The park has a nice petting farm and picnic area just past the aviary. A variety of animals can be seen at the petting farm – goats and chickens mainly. It is a great stop for families with small children.
Nearby are wolf and bear viewing areas. They are worth checking out. The wolves will often come into the clearing and give folks a great look.
The black bears are hit and miss. We miss seeing them more than we see them. That’s the life of a bear, I suppose. When you see them, the trip is worth it.
Next stop is the waterfowl area. Sandhill cranes are the dominant bird in this area. It is amazing to get closer to them than you can during the annual migration in central Nebraska.
The cranes are beautiful creatures. I can stay and watch them for hours. The call is cool to hear. Watching them walk across the road and along the roadside is enjoyable.[bctt tweet=”Been to the @Omahazoo? Now check out the @Wildlife_Safari – it’s one of our favorites #Omaha” username=”walkingtourists”]
The pond’s water level appears down this spring. That is expected with the drought and overall dry winter. A few geese and swans were swimming. Ducks were also in the area.
The last major visit is the bison area. The American bison roam their area freely. It’s easy to imagine what these creatures would have looked like on the plains more than 100 years ago, multiplied by several thousand.
A few elk were in the area, but it was owned by the bison.
Bison (aka American buffalo) are majestic creatures. They can run up to 40 mph. But, they mainly walk along the pastures, grazing.

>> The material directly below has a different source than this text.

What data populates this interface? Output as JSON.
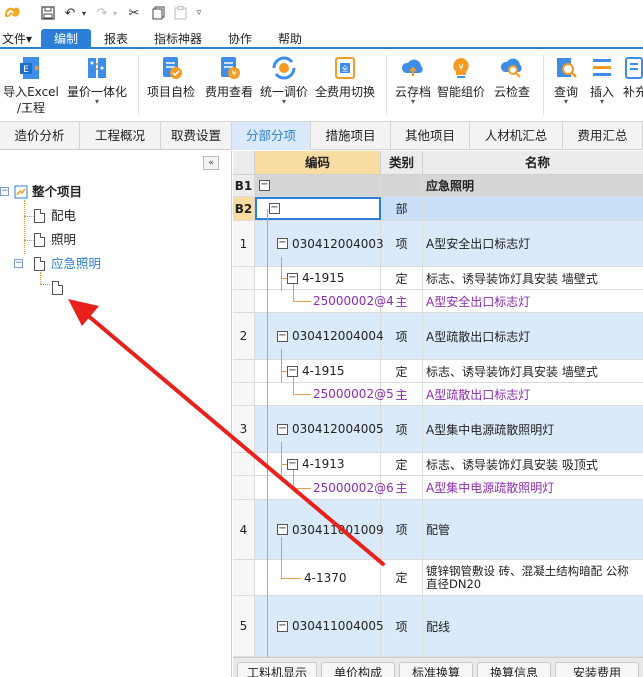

We were lucky in seeing a couple of them get into a head-butting match. During mating season, this is common to get the attention of females. The two combatants were determined during the confrontation. They went at it for a few minutes. Once, we had to move the car a few feet because they were getting closer. Lisa thought it would be odd to explain to the insurance company why we had a dent in the side of our car. “Well, sir, a bison ran into it.” Not sure I’d buy that claim, either.
As we finished our tour through the wildlife park, the rain started falling again. We really lucked out.
The park is worth the drive out from Omaha. If traveling to the area, this should be a must-see for visitors. Admission is $6.50 per adult, $5.50 for kids 3-11, and free for kids under 3. Seniors (65+) get a discount – $5.50. Memberships are available at $35 for a family.
For more information on the wildlife park, or to plan your visit:
If you have a full day to spend, combine the park with the Henry Doorly Zoo and Aquarium.
However you visit, enjoy it. It is worth the drive.